#### TASK DIRECTIONS:
Please read the records below and return each line holding the string "chevron".

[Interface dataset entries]
*****
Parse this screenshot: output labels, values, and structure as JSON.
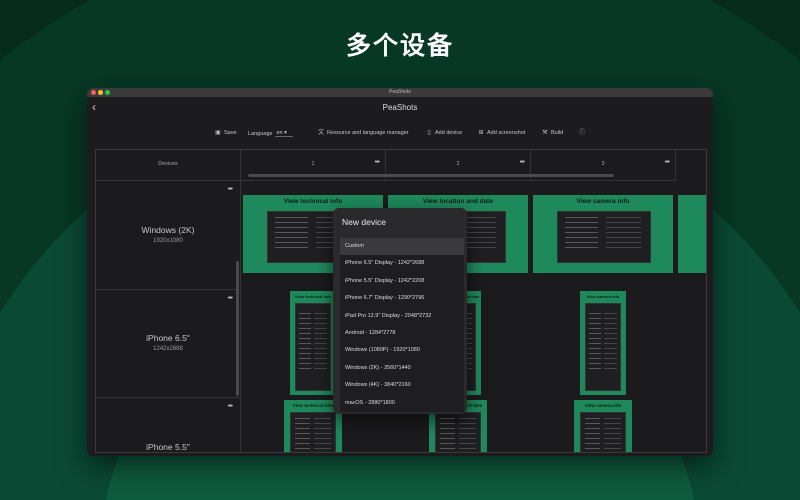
{
  "headline": "多个设备",
  "window": {
    "title": "PeaShots",
    "app_title": "PeaShots",
    "traffic_colors": [
      "#ff5f57",
      "#febc2e",
      "#28c840"
    ]
  },
  "toolbar": {
    "save": "Save",
    "language_label": "Language",
    "language_value": "en",
    "resources": "Resource and language manager",
    "add_device": "Add device",
    "add_screenshot": "Add screenshot",
    "build": "Build",
    "info_icon": "ⓘ"
  },
  "grid": {
    "devices_header": "Devices",
    "columns": [
      "1",
      "2",
      "3"
    ],
    "more": "•••",
    "devices": [
      {
        "name": "Windows (2K)",
        "resolution": "1920x1080"
      },
      {
        "name": "iPhone 6.5\"",
        "resolution": "1242x2688"
      },
      {
        "name": "iPhone 5.5\"",
        "resolution": ""
      }
    ],
    "shot_captions": {
      "technical": "View technical info",
      "location": "View location and date",
      "camera": "View camera info"
    }
  },
  "new_device_menu": {
    "title": "New device",
    "options": [
      "Custom",
      "iPhone 6.5\" Display - 1242*2688",
      "iPhone 5.5\" Display - 1242*2208",
      "iPhone 6.7\" Display - 1290*2796",
      "iPad Pro 12.9\" Display - 2048*2732",
      "Android - 1284*2778",
      "Windows (1080P) - 1920*1080",
      "Windows (2K) - 2560*1440",
      "Windows (4K) - 3840*2160",
      "macOS - 2880*1800"
    ],
    "selected": "Custom"
  },
  "colors": {
    "accent_green": "#1e8a5b",
    "background": "#052b1d",
    "window_bg": "#1c1c1e"
  }
}
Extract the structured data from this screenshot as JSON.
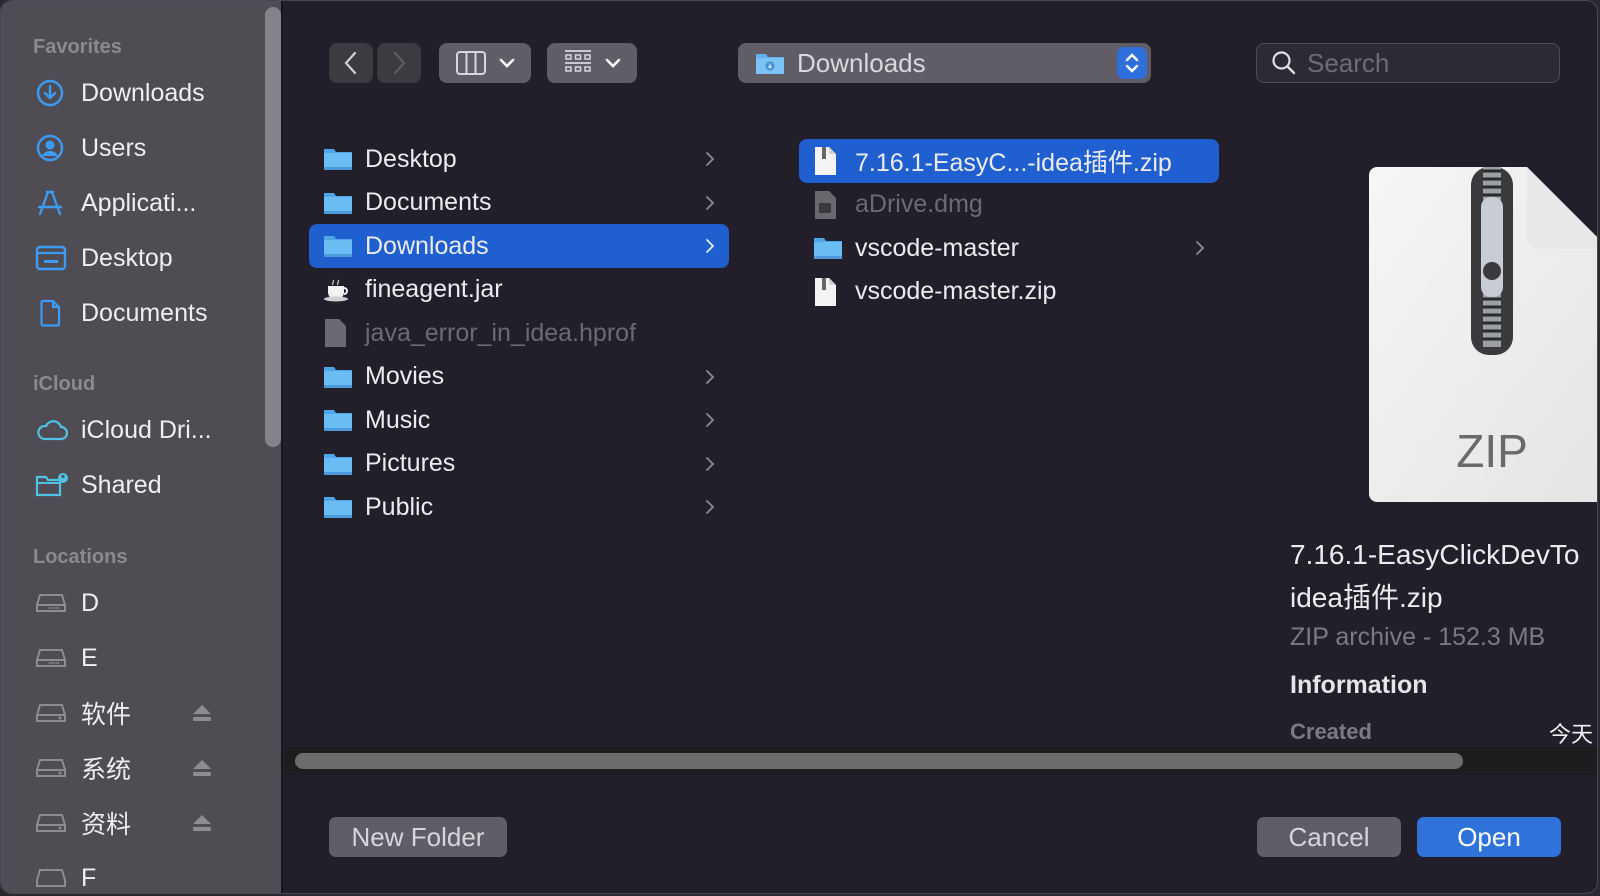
{
  "sidebar": {
    "sections": [
      {
        "title": "Favorites",
        "items": [
          {
            "label": "Downloads",
            "icon": "download-circle-icon"
          },
          {
            "label": "Users",
            "icon": "user-circle-icon"
          },
          {
            "label": "Applicati...",
            "icon": "applications-icon"
          },
          {
            "label": "Desktop",
            "icon": "desktop-icon"
          },
          {
            "label": "Documents",
            "icon": "document-icon"
          }
        ]
      },
      {
        "title": "iCloud",
        "items": [
          {
            "label": "iCloud Dri...",
            "icon": "cloud-icon"
          },
          {
            "label": "Shared",
            "icon": "shared-folder-icon"
          }
        ]
      },
      {
        "title": "Locations",
        "items": [
          {
            "label": "D",
            "icon": "drive-icon"
          },
          {
            "label": "E",
            "icon": "drive-icon"
          },
          {
            "label": "软件",
            "icon": "external-drive-icon",
            "eject": true
          },
          {
            "label": "系统",
            "icon": "external-drive-icon",
            "eject": true
          },
          {
            "label": "资料",
            "icon": "external-drive-icon",
            "eject": true
          },
          {
            "label": "F",
            "icon": "drive-icon"
          }
        ]
      }
    ]
  },
  "toolbar": {
    "back_icon": "chevron-left-icon",
    "forward_icon": "chevron-right-icon",
    "view_mode_icon": "columns-view-icon",
    "group_icon": "grid-group-icon",
    "location": "Downloads",
    "search_placeholder": "Search"
  },
  "columns": [
    {
      "items": [
        {
          "label": "Desktop",
          "kind": "folder",
          "has_children": true
        },
        {
          "label": "Documents",
          "kind": "folder",
          "has_children": true
        },
        {
          "label": "Downloads",
          "kind": "folder",
          "has_children": true,
          "selected": true
        },
        {
          "label": "fineagent.jar",
          "kind": "jar"
        },
        {
          "label": "java_error_in_idea.hprof",
          "kind": "file",
          "disabled": true
        },
        {
          "label": "Movies",
          "kind": "folder",
          "has_children": true
        },
        {
          "label": "Music",
          "kind": "folder",
          "has_children": true
        },
        {
          "label": "Pictures",
          "kind": "folder",
          "has_children": true
        },
        {
          "label": "Public",
          "kind": "folder",
          "has_children": true
        }
      ]
    },
    {
      "items": [
        {
          "label": "7.16.1-EasyC...-idea插件.zip",
          "kind": "zip",
          "selected": true
        },
        {
          "label": "aDrive.dmg",
          "kind": "dmg",
          "disabled": true
        },
        {
          "label": "vscode-master",
          "kind": "folder",
          "has_children": true
        },
        {
          "label": "vscode-master.zip",
          "kind": "zip"
        }
      ]
    }
  ],
  "preview": {
    "icon_label": "ZIP",
    "name_line1": "7.16.1-EasyClickDevTo",
    "name_line2": "idea插件.zip",
    "kind": "ZIP archive - 152.3 MB",
    "info_heading": "Information",
    "created_label": "Created",
    "created_value": "今天"
  },
  "buttons": {
    "new_folder": "New Folder",
    "cancel": "Cancel",
    "open": "Open"
  },
  "colors": {
    "accent": "#2f72da",
    "selection": "#1f5fd0",
    "sidebar_icon": "#3d9bf5",
    "icloud_icon": "#4fc3e6"
  }
}
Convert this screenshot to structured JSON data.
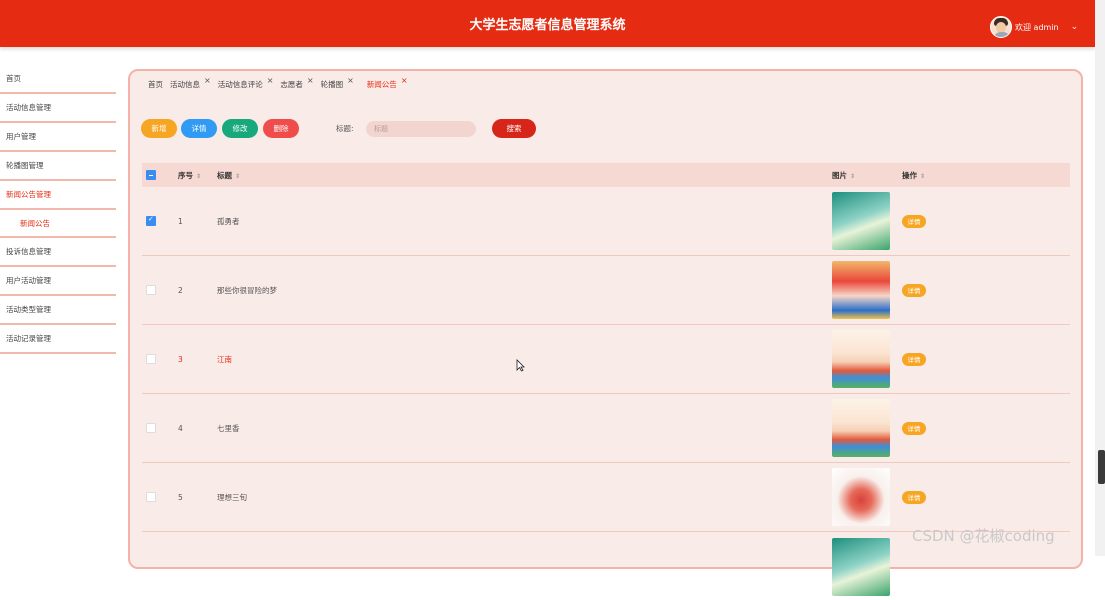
{
  "app": {
    "title": "大学生志愿者信息管理系统"
  },
  "user": {
    "welcome": "欢迎 admin"
  },
  "sidebar": {
    "items": [
      {
        "label": "首页"
      },
      {
        "label": "活动信息管理"
      },
      {
        "label": "用户管理"
      },
      {
        "label": "轮播图管理"
      },
      {
        "label": "新闻公告管理"
      },
      {
        "label": "投诉信息管理"
      },
      {
        "label": "用户活动管理"
      },
      {
        "label": "活动类型管理"
      },
      {
        "label": "活动记录管理"
      }
    ],
    "subitem": "新闻公告"
  },
  "tabs": [
    {
      "label": "首页"
    },
    {
      "label": "活动信息",
      "close": "×"
    },
    {
      "label": "活动信息评论",
      "close": "×"
    },
    {
      "label": "志愿者",
      "close": "×"
    },
    {
      "label": "轮播图",
      "close": "×"
    },
    {
      "label": "新闻公告",
      "close": "×"
    }
  ],
  "toolbar": {
    "add": "新增",
    "detail": "详情",
    "edit": "修改",
    "delete": "删除",
    "search_label": "标题:",
    "search_placeholder": "标题",
    "search_button": "搜索"
  },
  "table": {
    "headers": {
      "no": "序号",
      "title": "标题",
      "image": "图片",
      "op": "操作"
    },
    "rows": [
      {
        "no": "1",
        "title": "孤勇者",
        "op": "详情",
        "checked": true
      },
      {
        "no": "2",
        "title": "那些你很冒险的梦",
        "op": "详情",
        "checked": false
      },
      {
        "no": "3",
        "title": "江南",
        "op": "详情",
        "checked": false
      },
      {
        "no": "4",
        "title": "七里香",
        "op": "详情",
        "checked": false
      },
      {
        "no": "5",
        "title": "理想三旬",
        "op": "详情",
        "checked": false
      }
    ]
  },
  "watermark": "CSDN @花椒coding"
}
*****
#### WRITTEN RESPONSE:
    "back_icon": "chevron-left-icon",
    "forward_icon": "chevron-right-icon",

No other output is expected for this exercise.